What is a Casino?


A casino is a place where people come to gamble on games of chance. Slot machines, roulette, black jack and other games generate the billions in profits that casinos rake in each year. Some casinos also offer shows and fine dining to distract patrons from their losses or celebrate their wins.

The word “casino” comes from the Italian word for small public halls where people would meet for social occasions. In modern usage, however, the term has come to mean a large gambling house or complex with many gaming rooms. Some of these are located in hotel buildings or on cruise ships, while others stand in their own free-standing structures. A number of states in the United States have legalized casinos, and several more are considering doing so.

Casinos are often decorated in bright and sometimes gaudy colors to stimulate the senses of their customers. Red is a particularly popular color, since it is thought to cause people to lose track of time. In addition, the use of ceiling-mounted cameras gives casinos a high-tech eye-in-the-sky that can be monitored by security personnel. These systems can be adjusted to focus on specific suspicious patrons, and they can also be used to prove that a player was responsible for a particular crime or a cheating incident.

There is one thing about casino gambling that is absolutely certain: The house will win in the long run. Every game has a built in statistical advantage for the casino, which can be as low as two percent of total bets, but it is enough to ensure that, over time, the casinos will earn a profit.

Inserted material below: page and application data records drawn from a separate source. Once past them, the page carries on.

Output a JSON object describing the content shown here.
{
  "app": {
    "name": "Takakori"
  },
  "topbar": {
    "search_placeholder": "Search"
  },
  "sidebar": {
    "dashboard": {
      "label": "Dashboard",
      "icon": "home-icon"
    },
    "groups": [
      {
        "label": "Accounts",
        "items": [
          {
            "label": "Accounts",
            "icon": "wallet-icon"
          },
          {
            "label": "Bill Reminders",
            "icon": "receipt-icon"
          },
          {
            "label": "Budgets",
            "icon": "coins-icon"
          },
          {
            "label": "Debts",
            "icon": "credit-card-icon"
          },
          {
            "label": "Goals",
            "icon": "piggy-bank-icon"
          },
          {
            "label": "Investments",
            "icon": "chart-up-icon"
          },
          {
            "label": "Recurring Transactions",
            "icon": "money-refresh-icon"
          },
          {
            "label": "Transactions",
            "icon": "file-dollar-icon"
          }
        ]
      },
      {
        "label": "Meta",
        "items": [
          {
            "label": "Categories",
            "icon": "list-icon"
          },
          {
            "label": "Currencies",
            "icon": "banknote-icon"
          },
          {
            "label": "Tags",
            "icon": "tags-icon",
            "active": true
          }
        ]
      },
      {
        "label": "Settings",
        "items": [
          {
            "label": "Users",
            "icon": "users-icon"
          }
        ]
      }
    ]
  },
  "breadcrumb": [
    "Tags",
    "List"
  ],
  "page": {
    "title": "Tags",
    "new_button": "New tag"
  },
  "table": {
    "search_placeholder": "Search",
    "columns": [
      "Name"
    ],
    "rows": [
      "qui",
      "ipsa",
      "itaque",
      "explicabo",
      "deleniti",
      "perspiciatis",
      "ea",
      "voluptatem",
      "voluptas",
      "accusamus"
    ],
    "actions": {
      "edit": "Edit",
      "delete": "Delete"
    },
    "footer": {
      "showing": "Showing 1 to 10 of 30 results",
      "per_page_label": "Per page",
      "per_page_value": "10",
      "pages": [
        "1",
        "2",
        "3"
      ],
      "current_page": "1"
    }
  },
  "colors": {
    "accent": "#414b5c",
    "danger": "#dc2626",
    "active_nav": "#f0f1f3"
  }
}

This fact alone has made casinos into incredibly profitable businesses, and it is this profit that they use to attract the attention of big bettors. This is why you will often see them offering extravagant inducements such as free spectacular entertainment, luxury travel packages and elegant living quarters to big bettors.

Despite this, there is some truth to the saying that “all that glitters is not gold.” Some gamblers have lost a lot of money in the casinos. This is partly why casinos invest so much money in security. They want to be able to offer their patrons the peace of mind that they are safe, and that the money they are spending is not being stolen or lost by other patrons or by the casino itself.

Some casinos even employ specialized security staff to monitor the habits of their patrons. For instance, one former security guard tells the story of his first week on the job, when he had to remove people from the casino who were soiling themselves in their greed. He says he had to give up his job after three months because of the incredible amount of depravity he saw. It is a sad reminder that, no matter how fancy and exciting the facilities and games in a casino may be, there are still some very unsavory characters out there who would do anything to make a quick buck.